HoiChoi’s recent original ‘Bhalo Theko Ful’ is inspired from a popular short film ‘The Hospital Window’and Ruskin Bond’s story ‘The Eyes Are Not Here’. (Both of which are one click away from Google.) ‘The Hospital Window’ tells the story of two men sharing a room in a healthcare unit. Each day the disabled patients tell the blind man all the exciting stuff he can see from the window. They form a bond and the atmosphere brightens up. One day the blind man comes to know that his buddy couldn’t make it, to relive his co-patient’s memory he requests the nurse to tell him what she can see outside the window. She informs him that there’s nothing but a brick wall.
‘Bhalo Theko Ful’ is based on the same plotline except here there’s a blind man and a blind woman. Each day the man pretends to read a story for the woman. She is unaware of his blindness. (A narrative similar to Ruskin Bond’s ‘The Eyes Are Not Here’.

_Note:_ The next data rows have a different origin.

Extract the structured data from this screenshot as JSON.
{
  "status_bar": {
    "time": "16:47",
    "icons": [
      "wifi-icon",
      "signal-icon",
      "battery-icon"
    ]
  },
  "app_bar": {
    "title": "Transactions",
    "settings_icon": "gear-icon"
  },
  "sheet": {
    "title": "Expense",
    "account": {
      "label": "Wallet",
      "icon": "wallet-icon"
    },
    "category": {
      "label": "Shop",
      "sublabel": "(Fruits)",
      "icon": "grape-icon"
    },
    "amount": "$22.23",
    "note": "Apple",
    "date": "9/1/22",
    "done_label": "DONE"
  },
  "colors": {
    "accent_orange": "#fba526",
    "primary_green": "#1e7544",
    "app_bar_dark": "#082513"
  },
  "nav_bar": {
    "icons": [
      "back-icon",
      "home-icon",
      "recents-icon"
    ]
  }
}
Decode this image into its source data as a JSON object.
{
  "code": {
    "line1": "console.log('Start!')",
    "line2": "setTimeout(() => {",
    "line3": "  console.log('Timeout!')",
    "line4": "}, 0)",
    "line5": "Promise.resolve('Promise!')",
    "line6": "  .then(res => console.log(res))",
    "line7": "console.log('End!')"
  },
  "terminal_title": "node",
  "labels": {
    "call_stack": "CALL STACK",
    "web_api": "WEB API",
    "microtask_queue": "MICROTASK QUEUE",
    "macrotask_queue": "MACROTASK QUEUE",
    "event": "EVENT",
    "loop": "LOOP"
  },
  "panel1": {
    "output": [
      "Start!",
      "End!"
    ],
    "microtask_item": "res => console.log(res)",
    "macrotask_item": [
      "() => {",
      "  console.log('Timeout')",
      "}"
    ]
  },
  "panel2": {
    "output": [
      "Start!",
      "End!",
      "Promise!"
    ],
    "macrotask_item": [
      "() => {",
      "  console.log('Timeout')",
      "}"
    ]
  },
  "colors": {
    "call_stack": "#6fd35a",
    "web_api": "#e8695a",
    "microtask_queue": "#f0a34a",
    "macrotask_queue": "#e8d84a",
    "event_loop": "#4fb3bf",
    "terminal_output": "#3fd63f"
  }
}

The film remains uninteresting from the very start. I was able to develop the patience to watch this film because it claimed to be 16 minutes long, but felt longer. Aspirant filmmakers wrongly live under the notion that a film becomes a piece of art when it has slow-motion long shots. Can we just clarify and say that no it isn’t! Long shots, slow motions, shots of leaves, shots of rain, aren’t always romantic, especially when you haven’t arranged your plotline properly enough.
Writers, screenplay writers, and the director need to strictly sit down and understand aspects of filmmaking. Mentions of late Rituparno Ghosh, Rabindranath Tagore won’t always work as a plus point to your film. Even in his last few days, when Rituparno Ghosh lost his own touch, he was heavily criticised for his lack of effort.
Bhalo Theko Ful is available on HoiChoi